I’ve been running Windows Vista Ultimate on my Acer Aspire One netbook (with 1.5GB of RAM, and a 30GB hard drive) for a while now, without any problems or performance issues. I have the full Aero Glass experience, and I didn’t need to do any performance tweaking or fiddling with services. I even made a few very crappy videos to show it all off. Apparently, Steven Sinofsky thinks Vista – and therefore, Windows 7 – can run just fine on a netbook too, and that’s why he demonstrated Windows 7 running on a netbook this morning during the Windows 7 keynote. In an interview with Ars he gave a little more details.
The fact that OEMs and users resort to Windows XP instead of Vista as their operating system of choice for netbooks (if they don’t choose Linux, that is) is seen as a major loss of face for Microsoft. Many consider this to be an issue of performance – netbooks simply can’t handle Vista in terms of processing power, video power, and RAM. Sinofsky disagrees with this, and presents a different culprit: the solid state drives were too small to house Vista.
The key thing that really drove the XP installation where the very first ones of these netbooks tried to have only flash drives. The reality is that, for better or worse, Vista’s disk footprint wasn’t going to fit on 8GB of flash. And the reason for that is not anything to do with performance, or bloat or anything. We do a lot of really customer focused things, like we have a gigabyte and a half of printer drivers. So you might not want them, but boy they’re really useful when you need them. […] What drove the XP desire was to fit on these very small, solid state footprints, because you can go to Tom’s Hardware and look up the spec marks for an Atom and compare to a low-end, 1GHz Celeron, and you’re not far off. So it’s not the processor.
And it’s not the RAM either, he continues, as he bought the model used to demonstrate Windows 7 with only 512MB of RAM, and upgraded it to 1.5GB for USD 19. Netbooks today are all DirectX 9 capable, so Aero Glass works just fine. Sinofsky also explained that Windows 7 will allow you to remove more components post-installation, so that you can save diskspace.
The fact that he was showing Windows 7 running on a netbook further disproves the claims that these netbooks (which we all love because they’re cute and cuddly) can’t run the most recent version of Windows. As long as you don’t use the default, cheap SSD, Windows Vista will do just fine. Small write operations are the real performance killers on these smaller, cheaper SSDs (the SSD can’t keep up with the OS), and this problem affects all operating systems that I’ve tried on my Aspire One before it underwent its HDD surgery. The default Linpus installation, Ubuntu, Windows XP – they all experienced major cases of SSD lag.

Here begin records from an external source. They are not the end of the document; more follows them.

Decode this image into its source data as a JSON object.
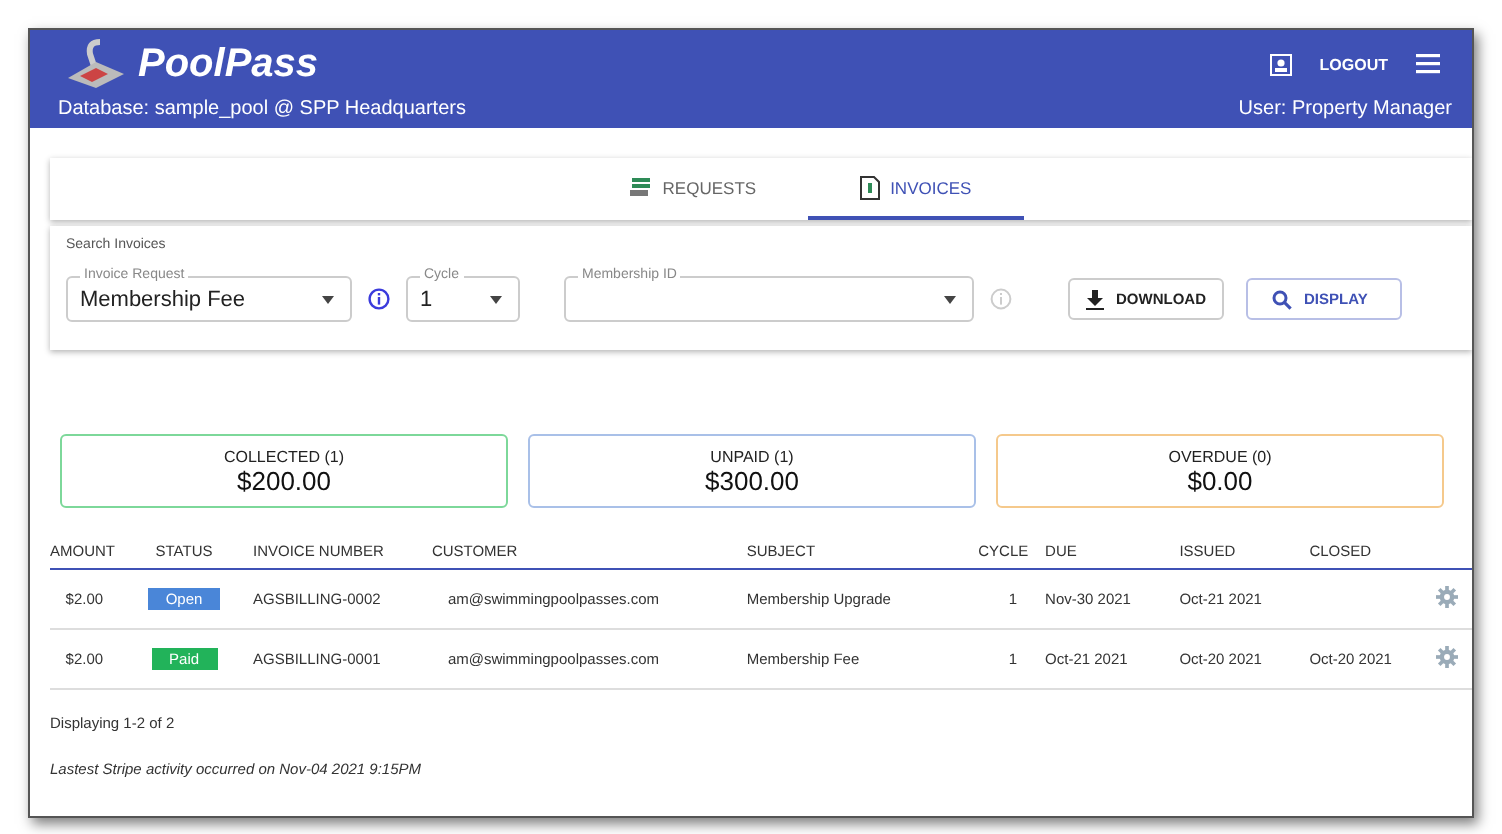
{
  "header": {
    "brand": "PoolPass",
    "logout": "LOGOUT",
    "database": "Database: sample_pool @ SPP Headquarters",
    "user": "User: Property Manager"
  },
  "tabs": [
    {
      "label": "REQUESTS",
      "selected": false
    },
    {
      "label": "INVOICES",
      "selected": true
    }
  ],
  "search": {
    "title": "Search Invoices",
    "invoice_request": {
      "label": "Invoice Request",
      "value": "Membership Fee"
    },
    "cycle": {
      "label": "Cycle",
      "value": "1"
    },
    "membership_id": {
      "label": "Membership ID"
    },
    "download": "DOWNLOAD",
    "display": "DISPLAY"
  },
  "summary": [
    {
      "label": "COLLECTED (1)",
      "amount": "$200.00",
      "color": "#7dd89a"
    },
    {
      "label": "UNPAID (1)",
      "amount": "$300.00",
      "color": "#a9c0e8"
    },
    {
      "label": "OVERDUE (0)",
      "amount": "$0.00",
      "color": "#f5c98c"
    }
  ],
  "table": {
    "columns": [
      "AMOUNT",
      "STATUS",
      "INVOICE NUMBER",
      "CUSTOMER",
      "SUBJECT",
      "CYCLE",
      "DUE",
      "ISSUED",
      "CLOSED"
    ],
    "rows": [
      {
        "amount": "$2.00",
        "status": "Open",
        "color": "#4a86d8",
        "invoice": "AGSBILLING-0002",
        "customer": "am@swimmingpoolpasses.com",
        "subject": "Membership Upgrade",
        "cycle": "1",
        "due": "Nov-30 2021",
        "issued": "Oct-21 2021"
      },
      {
        "amount": "$2.00",
        "status": "Paid",
        "color": "#22b35a",
        "invoice": "AGSBILLING-0001",
        "customer": "am@swimmingpoolpasses.com",
        "subject": "Membership Fee",
        "cycle": "1",
        "due": "Oct-21 2021",
        "issued": "Oct-20 2021",
        "closed": "Oct-20 2021"
      }
    ]
  },
  "footer": {
    "count": "Displaying 1-2 of 2",
    "activity": "Lastest Stripe activity occurred on Nov-04 2021 9:15PM"
  }
}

If you’re buying a netbook, avoid the SSD models. They might be cheaper, but you are going to get extremely frustrated with the SSD.
“If you’re buying a netbook, avoid the SSD models. They might be cheaper, but you are going to get extremely frustrated with the SSD.”

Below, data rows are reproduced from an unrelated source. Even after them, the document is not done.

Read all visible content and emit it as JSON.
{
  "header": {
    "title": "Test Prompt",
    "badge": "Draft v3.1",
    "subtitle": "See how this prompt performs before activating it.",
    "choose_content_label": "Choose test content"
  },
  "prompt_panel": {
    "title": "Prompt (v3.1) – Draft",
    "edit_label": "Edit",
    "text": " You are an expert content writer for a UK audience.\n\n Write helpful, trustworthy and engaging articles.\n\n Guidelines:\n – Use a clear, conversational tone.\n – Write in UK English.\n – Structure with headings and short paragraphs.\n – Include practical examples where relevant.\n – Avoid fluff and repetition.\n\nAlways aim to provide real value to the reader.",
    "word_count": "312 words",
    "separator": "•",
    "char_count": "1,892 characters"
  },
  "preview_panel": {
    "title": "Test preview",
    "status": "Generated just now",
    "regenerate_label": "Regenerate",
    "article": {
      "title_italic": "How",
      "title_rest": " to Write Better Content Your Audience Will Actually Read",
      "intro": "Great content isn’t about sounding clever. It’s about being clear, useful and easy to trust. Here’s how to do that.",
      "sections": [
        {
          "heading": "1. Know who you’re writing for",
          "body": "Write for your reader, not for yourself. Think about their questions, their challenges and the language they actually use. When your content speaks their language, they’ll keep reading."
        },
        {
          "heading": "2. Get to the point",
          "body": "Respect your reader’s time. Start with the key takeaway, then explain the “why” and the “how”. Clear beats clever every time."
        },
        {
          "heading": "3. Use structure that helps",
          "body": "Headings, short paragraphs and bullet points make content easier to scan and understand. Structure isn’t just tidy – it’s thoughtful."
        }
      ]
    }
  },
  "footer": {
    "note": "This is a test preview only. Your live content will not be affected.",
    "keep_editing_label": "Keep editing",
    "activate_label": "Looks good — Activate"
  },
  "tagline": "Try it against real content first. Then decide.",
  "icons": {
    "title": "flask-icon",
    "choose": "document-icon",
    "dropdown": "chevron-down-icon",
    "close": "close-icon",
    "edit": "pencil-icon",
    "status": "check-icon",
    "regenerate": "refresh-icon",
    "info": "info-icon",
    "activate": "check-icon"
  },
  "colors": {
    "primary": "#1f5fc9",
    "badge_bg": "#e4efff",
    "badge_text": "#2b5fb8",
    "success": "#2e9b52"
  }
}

If you can show me a laptop with an SSD HDD in it that is CHEAPER than a good old fashiond moving parts drive, then i want you to help me pick out my next notebook because i have yet to see that option make one cheaper .
now if you are reffereing to notebooks that ONLY offer that and are cheap or intended for developing countries, then i understand.